Task description = From the listing below, copy out every line where the word "Count" appears.
── Source material ──
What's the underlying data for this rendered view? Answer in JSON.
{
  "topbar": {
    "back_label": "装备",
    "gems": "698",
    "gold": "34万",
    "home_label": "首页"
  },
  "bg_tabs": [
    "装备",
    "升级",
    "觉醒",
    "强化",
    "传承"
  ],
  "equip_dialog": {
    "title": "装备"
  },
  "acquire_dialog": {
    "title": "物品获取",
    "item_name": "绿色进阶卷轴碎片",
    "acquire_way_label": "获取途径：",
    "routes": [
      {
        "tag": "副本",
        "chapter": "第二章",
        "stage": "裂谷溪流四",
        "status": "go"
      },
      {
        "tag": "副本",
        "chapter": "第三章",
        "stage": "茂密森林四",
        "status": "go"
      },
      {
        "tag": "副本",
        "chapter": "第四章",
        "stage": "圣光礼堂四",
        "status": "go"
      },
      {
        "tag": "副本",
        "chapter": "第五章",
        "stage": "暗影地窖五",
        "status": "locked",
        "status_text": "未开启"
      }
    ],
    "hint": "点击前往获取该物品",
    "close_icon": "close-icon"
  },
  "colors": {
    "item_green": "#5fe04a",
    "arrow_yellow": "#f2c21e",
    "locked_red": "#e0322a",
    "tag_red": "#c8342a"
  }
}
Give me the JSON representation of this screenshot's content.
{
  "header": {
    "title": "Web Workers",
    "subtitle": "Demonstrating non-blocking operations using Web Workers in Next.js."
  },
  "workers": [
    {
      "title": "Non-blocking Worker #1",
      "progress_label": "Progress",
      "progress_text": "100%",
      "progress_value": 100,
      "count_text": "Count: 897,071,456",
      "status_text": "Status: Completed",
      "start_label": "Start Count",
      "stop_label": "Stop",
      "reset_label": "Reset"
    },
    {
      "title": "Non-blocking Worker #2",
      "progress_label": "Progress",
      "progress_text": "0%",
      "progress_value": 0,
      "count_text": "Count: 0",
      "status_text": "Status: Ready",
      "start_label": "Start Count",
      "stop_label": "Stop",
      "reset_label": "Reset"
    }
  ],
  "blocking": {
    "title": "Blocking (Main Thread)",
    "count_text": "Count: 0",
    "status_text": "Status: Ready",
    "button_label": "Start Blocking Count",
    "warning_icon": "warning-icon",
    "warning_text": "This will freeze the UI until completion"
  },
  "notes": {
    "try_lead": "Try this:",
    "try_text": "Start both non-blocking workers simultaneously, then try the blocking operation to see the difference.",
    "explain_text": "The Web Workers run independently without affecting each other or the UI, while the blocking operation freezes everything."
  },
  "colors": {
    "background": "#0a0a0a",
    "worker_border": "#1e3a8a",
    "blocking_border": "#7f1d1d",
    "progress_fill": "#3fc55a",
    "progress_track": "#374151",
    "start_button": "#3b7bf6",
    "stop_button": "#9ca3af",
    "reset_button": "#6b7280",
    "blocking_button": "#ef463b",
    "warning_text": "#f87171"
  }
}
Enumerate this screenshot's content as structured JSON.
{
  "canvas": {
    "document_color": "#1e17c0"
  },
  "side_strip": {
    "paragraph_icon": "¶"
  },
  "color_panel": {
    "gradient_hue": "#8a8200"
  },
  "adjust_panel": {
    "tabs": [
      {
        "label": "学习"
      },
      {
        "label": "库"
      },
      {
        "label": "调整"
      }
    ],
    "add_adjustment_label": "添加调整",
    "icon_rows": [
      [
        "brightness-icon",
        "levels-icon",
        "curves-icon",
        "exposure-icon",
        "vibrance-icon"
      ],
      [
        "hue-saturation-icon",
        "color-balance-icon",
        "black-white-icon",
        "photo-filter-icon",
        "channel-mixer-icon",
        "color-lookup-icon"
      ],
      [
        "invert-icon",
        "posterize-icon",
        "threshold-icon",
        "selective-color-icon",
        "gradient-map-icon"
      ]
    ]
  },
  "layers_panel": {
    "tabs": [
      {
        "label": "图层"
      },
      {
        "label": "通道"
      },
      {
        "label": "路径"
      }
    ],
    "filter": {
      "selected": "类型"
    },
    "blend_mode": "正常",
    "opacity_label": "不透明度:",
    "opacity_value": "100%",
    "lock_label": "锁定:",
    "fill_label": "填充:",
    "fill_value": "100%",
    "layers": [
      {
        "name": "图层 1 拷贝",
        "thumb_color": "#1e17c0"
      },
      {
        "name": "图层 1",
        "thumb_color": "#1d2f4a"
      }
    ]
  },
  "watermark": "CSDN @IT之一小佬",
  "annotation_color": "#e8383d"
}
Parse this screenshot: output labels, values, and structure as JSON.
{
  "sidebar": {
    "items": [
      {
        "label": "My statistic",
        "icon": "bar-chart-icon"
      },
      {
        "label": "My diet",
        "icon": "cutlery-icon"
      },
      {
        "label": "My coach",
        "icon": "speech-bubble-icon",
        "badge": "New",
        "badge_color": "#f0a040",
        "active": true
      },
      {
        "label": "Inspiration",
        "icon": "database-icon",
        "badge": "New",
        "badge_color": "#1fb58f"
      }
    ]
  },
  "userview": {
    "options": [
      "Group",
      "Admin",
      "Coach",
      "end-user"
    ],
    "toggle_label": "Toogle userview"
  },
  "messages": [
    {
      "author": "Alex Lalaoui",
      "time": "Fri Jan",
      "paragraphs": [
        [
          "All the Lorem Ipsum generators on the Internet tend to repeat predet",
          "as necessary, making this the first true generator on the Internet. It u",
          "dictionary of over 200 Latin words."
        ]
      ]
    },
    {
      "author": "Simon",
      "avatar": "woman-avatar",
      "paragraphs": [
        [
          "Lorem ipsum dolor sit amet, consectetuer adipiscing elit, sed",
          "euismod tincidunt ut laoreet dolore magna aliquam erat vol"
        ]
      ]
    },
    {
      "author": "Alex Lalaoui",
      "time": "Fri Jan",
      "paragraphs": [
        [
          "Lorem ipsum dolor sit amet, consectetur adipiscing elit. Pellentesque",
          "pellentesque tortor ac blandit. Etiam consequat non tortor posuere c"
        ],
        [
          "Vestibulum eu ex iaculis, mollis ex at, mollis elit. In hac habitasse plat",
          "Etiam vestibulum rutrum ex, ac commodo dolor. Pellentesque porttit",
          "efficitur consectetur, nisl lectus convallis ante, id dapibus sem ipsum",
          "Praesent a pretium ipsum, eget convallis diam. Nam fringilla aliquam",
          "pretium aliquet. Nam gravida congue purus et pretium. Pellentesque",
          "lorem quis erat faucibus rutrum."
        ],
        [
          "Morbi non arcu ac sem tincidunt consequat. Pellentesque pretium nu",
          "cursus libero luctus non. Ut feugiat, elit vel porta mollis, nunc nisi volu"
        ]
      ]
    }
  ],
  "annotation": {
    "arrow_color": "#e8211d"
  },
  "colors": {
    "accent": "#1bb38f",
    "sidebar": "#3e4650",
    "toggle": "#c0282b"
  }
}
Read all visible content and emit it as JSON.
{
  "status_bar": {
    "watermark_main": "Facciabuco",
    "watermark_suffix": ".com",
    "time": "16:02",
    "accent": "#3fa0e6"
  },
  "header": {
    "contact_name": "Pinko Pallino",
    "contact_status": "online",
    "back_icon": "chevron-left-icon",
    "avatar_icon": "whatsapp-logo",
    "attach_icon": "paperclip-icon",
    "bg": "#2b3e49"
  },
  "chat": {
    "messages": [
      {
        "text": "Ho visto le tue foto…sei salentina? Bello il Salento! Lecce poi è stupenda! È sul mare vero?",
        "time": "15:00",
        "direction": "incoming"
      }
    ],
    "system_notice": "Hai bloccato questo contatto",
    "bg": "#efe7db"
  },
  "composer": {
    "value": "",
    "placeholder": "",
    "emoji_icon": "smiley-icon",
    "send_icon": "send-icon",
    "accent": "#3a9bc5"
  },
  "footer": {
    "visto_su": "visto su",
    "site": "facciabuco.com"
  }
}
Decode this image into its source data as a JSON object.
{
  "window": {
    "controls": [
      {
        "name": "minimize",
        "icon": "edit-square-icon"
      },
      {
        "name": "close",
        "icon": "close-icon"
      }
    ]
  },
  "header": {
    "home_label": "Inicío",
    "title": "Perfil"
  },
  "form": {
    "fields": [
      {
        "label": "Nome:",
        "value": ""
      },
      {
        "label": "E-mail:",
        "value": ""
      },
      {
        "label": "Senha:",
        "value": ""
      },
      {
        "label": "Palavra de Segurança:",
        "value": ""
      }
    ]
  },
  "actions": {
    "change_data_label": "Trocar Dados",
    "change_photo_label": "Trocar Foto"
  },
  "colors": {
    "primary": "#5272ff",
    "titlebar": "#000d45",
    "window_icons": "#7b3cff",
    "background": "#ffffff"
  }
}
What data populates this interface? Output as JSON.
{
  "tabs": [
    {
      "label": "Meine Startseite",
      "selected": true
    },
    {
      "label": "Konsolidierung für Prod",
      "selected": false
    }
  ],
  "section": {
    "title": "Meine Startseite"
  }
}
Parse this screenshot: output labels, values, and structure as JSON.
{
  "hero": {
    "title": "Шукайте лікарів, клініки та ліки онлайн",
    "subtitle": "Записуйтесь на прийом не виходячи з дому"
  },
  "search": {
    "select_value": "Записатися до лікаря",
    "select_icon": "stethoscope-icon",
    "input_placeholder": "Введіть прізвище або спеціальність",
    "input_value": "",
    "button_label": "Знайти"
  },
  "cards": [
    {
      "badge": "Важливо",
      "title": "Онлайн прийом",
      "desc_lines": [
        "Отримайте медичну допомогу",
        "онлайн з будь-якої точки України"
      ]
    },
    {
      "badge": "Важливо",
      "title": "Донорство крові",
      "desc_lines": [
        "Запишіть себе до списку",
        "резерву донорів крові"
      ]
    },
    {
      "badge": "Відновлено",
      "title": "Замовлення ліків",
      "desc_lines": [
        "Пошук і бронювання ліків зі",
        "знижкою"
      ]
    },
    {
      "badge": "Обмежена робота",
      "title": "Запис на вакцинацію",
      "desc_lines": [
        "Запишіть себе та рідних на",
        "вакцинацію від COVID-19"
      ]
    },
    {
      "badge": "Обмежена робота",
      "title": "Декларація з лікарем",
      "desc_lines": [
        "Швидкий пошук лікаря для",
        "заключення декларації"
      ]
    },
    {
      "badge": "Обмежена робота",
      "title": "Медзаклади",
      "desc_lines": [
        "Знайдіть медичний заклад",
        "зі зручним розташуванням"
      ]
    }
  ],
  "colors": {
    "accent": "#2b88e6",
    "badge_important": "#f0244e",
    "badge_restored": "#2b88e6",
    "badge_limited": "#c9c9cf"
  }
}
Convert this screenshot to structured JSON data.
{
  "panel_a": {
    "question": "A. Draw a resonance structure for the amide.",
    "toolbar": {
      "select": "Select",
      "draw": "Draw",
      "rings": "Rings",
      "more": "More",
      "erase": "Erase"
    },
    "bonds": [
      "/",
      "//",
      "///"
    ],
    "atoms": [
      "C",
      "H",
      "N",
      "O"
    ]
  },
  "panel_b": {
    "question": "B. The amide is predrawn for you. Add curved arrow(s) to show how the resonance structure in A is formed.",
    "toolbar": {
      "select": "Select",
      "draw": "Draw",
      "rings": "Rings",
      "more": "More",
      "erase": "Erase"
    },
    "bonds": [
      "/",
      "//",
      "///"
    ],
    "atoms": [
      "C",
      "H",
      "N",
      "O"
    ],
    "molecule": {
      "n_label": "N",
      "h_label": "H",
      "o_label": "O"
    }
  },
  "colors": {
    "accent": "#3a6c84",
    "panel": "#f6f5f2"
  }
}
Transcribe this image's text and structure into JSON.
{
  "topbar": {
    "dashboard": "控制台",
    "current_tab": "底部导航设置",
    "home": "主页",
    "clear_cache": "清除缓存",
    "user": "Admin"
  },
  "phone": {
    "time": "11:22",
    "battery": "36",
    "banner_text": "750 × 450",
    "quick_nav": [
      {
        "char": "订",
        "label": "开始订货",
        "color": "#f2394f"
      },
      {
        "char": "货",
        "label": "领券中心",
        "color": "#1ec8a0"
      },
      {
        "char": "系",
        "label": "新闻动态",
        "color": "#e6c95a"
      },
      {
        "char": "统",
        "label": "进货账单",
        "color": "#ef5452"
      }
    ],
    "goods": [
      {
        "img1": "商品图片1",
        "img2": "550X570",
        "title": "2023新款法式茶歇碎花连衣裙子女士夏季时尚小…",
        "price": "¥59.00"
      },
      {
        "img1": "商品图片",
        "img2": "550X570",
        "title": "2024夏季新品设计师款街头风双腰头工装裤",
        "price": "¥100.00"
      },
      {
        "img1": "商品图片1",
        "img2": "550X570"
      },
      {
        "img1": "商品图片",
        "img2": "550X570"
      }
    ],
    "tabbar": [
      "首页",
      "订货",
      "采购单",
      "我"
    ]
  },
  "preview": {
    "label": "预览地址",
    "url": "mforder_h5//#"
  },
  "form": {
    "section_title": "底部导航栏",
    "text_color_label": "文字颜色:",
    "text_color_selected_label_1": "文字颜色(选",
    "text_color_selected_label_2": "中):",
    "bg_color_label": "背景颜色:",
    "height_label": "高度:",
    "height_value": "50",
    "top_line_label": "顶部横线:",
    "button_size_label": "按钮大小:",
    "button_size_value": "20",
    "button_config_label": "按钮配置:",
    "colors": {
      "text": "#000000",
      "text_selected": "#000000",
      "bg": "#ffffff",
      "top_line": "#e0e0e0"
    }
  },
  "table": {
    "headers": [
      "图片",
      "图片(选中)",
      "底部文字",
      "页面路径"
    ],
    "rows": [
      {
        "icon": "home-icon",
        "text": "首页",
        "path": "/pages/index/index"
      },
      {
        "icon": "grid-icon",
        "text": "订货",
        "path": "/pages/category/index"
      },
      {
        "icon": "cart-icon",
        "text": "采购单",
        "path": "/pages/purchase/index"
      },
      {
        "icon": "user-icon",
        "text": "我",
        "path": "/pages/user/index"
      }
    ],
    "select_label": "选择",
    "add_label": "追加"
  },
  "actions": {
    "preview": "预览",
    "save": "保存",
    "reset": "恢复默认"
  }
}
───
Answer =
      "count_text": "Count: 897,071,456",
      "start_label": "Start Count",
      "count_text": "Count: 0",
      "start_label": "Start Count",
    "count_text": "Count: 0",
    "button_label": "Start Blocking Count",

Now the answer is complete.